**TASK DIRECTIONS**
Please filter the data down to the lines that include the word "MacKenzie" and copy them.

::: RECORDS PROVIDED

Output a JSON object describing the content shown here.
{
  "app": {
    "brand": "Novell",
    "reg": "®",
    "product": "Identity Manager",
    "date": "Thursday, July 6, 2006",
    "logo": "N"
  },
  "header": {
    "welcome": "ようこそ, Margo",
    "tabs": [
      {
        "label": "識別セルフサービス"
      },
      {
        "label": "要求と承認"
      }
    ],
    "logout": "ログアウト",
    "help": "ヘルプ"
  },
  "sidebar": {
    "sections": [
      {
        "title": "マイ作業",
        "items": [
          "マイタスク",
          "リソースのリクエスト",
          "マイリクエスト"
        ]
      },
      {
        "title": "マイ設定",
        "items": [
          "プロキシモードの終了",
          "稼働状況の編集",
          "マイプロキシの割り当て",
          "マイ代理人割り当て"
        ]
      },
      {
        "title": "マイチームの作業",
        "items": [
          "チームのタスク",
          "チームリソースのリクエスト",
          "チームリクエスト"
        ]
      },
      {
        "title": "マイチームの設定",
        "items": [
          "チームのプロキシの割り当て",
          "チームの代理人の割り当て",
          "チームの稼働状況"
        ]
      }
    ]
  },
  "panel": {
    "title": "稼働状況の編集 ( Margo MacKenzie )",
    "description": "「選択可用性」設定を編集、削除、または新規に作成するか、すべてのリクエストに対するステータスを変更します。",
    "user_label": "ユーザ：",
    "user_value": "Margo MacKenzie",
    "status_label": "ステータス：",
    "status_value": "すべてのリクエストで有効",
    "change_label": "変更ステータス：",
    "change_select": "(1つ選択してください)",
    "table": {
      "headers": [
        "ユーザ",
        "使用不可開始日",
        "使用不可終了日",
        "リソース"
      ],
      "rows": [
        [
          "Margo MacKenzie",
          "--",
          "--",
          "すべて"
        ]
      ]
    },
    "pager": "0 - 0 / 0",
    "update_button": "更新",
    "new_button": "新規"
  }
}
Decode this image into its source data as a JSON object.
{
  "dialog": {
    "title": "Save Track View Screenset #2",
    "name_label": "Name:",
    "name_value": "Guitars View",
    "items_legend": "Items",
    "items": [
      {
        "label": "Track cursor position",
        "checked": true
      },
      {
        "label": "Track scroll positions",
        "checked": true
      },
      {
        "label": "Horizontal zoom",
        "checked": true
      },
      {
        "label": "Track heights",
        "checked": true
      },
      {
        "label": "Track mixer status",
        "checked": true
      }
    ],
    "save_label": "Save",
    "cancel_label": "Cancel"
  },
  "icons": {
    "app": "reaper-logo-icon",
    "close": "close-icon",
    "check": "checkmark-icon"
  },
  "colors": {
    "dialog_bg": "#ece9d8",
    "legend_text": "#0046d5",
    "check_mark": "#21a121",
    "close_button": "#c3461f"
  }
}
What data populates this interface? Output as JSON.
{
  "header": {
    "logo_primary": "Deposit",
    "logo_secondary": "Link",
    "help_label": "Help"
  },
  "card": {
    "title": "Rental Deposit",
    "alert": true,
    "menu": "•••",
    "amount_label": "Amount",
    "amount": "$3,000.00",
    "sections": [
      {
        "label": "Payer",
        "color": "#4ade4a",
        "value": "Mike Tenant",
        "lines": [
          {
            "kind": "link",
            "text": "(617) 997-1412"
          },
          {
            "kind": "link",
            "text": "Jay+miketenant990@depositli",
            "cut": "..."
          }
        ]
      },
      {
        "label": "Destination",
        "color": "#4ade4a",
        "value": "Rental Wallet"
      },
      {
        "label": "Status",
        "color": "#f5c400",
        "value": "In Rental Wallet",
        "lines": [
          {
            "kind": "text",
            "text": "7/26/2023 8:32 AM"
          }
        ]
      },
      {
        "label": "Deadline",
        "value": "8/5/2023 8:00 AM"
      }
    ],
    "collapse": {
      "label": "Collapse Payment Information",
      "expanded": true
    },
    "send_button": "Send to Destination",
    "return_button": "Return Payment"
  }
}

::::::

**RESULT BELOW**
    "title": "稼働状況の編集 ( Margo MacKenzie )",
    "user_value": "Margo MacKenzie",
          "Margo MacKenzie",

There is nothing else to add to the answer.